### What you have to do
Restate the records so that not a single word differs.

### Provided data
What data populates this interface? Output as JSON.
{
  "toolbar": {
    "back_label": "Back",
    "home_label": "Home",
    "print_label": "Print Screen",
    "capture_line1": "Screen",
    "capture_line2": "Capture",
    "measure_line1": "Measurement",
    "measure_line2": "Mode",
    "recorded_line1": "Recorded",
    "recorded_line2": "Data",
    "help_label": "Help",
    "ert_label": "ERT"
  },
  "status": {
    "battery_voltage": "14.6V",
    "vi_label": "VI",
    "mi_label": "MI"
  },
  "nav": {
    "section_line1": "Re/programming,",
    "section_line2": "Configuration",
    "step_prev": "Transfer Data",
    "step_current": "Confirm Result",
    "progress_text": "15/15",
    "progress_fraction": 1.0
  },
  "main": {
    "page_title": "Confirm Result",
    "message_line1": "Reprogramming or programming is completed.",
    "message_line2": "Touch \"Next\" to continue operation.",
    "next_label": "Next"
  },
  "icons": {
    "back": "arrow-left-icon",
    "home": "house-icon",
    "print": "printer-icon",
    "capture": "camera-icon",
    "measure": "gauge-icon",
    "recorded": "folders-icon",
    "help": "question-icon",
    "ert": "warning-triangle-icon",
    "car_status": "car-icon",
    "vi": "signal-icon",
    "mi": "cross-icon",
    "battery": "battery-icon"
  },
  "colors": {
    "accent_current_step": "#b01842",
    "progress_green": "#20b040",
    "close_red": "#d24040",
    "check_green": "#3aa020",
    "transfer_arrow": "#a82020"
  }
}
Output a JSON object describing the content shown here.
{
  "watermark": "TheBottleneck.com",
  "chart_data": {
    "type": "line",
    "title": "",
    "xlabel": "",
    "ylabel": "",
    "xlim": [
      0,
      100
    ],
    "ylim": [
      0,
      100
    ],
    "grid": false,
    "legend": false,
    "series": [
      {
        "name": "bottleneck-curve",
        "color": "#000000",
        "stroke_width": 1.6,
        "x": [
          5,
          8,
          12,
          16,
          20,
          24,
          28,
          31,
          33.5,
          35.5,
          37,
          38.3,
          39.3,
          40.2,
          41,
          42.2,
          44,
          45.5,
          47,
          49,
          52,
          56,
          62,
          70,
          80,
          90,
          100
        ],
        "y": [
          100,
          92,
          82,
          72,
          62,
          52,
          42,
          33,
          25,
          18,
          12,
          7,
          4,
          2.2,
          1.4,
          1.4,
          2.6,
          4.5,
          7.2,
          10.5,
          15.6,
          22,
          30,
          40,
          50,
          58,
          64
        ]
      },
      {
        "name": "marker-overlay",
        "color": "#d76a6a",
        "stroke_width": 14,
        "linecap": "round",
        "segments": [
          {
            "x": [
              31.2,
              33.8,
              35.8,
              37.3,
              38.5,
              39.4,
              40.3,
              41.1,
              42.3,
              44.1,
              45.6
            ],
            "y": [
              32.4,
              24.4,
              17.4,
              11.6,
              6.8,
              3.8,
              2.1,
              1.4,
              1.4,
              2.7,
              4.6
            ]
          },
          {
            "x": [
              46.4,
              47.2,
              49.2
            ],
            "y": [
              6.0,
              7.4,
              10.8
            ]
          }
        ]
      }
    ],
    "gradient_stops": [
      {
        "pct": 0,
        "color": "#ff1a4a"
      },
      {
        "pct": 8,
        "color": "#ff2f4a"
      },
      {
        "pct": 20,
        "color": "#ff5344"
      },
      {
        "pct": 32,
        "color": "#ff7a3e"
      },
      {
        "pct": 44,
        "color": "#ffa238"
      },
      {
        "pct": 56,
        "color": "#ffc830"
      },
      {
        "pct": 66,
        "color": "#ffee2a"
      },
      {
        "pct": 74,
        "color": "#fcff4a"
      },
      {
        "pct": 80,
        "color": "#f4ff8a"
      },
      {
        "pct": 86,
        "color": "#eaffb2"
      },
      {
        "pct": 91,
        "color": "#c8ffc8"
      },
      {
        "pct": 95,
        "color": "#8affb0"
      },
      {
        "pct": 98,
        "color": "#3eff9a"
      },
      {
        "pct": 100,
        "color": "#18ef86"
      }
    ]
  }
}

### Solution for this problem
What data populates this interface? Output as JSON.
{
  "toolbar": {
    "back_label": "Back",
    "home_label": "Home",
    "print_label": "Print Screen",
    "capture_line1": "Screen",
    "capture_line2": "Capture",
    "measure_line1": "Measurement",
    "measure_line2": "Mode",
    "recorded_line1": "Recorded",
    "recorded_line2": "Data",
    "help_label": "Help",
    "ert_label": "ERT"
  },
  "status": {
    "battery_voltage": "14.6V",
    "vi_label": "VI",
    "mi_label": "MI"
  },
  "nav": {
    "section_line1": "Re/programming,",
    "section_line2": "Configuration",
    "step_prev": "Transfer Data",
    "step_current": "Confirm Result",
    "progress_text": "15/15",
    "progress_fraction": 1.0
  },
  "main": {
    "page_title": "Confirm Result",
    "message_line1": "Reprogramming or programming is completed.",
    "message_line2": "Touch \"Next\" to continue operation.",
    "next_label": "Next"
  },
  "icons": {
    "back": "arrow-left-icon",
    "home": "house-icon",
    "print": "printer-icon",
    "capture": "camera-icon",
    "measure": "gauge-icon",
    "recorded": "folders-icon",
    "help": "question-icon",
    "ert": "warning-triangle-icon",
    "car_status": "car-icon",
    "vi": "signal-icon",
    "mi": "cross-icon",
    "battery": "battery-icon"
  },
  "colors": {
    "accent_current_step": "#b01842",
    "progress_green": "#20b040",
    "close_red": "#d24040",
    "check_green": "#3aa020",
    "transfer_arrow": "#a82020"
  }
}
Output a JSON object describing the content shown here.
{
  "watermark": "TheBottleneck.com",
  "chart_data": {
    "type": "line",
    "title": "",
    "xlabel": "",
    "ylabel": "",
    "xlim": [
      0,
      100
    ],
    "ylim": [
      0,
      100
    ],
    "grid": false,
    "legend": false,
    "series": [
      {
        "name": "bottleneck-curve",
        "color": "#000000",
        "stroke_width": 1.6,
        "x": [
          5,
          8,
          12,
          16,
          20,
          24,
          28,
          31,
          33.5,
          35.5,
          37,
          38.3,
          39.3,
          40.2,
          41,
          42.2,
          44,
          45.5,
          47,
          49,
          52,
          56,
          62,
          70,
          80,
          90,
          100
        ],
        "y": [
          100,
          92,
          82,
          72,
          62,
          52,
          42,
          33,
          25,
          18,
          12,
          7,
          4,
          2.2,
          1.4,
          1.4,
          2.6,
          4.5,
          7.2,
          10.5,
          15.6,
          22,
          30,
          40,
          50,
          58,
          64
        ]
      },
      {
        "name": "marker-overlay",
        "color": "#d76a6a",
        "stroke_width": 14,
        "linecap": "round",
        "segments": [
          {
            "x": [
              31.2,
              33.8,
              35.8,
              37.3,
              38.5,
              39.4,
              40.3,
              41.1,
              42.3,
              44.1,
              45.6
            ],
            "y": [
              32.4,
              24.4,
              17.4,
              11.6,
              6.8,
              3.8,
              2.1,
              1.4,
              1.4,
              2.7,
              4.6
            ]
          },
          {
            "x": [
              46.4,
              47.2,
              49.2
            ],
            "y": [
              6.0,
              7.4,
              10.8
            ]
          }
        ]
      }
    ],
    "gradient_stops": [
      {
        "pct": 0,
        "color": "#ff1a4a"
      },
      {
        "pct": 8,
        "color": "#ff2f4a"
      },
      {
        "pct": 20,
        "color": "#ff5344"
      },
      {
        "pct": 32,
        "color": "#ff7a3e"
      },
      {
        "pct": 44,
        "color": "#ffa238"
      },
      {
        "pct": 56,
        "color": "#ffc830"
      },
      {
        "pct": 66,
        "color": "#ffee2a"
      },
      {
        "pct": 74,
        "color": "#fcff4a"
      },
      {
        "pct": 80,
        "color": "#f4ff8a"
      },
      {
        "pct": 86,
        "color": "#eaffb2"
      },
      {
        "pct": 91,
        "color": "#c8ffc8"
      },
      {
        "pct": 95,
        "color": "#8affb0"
      },
      {
        "pct": 98,
        "color": "#3eff9a"
      },
      {
        "pct": 100,
        "color": "#18ef86"
      }
    ]
  }
}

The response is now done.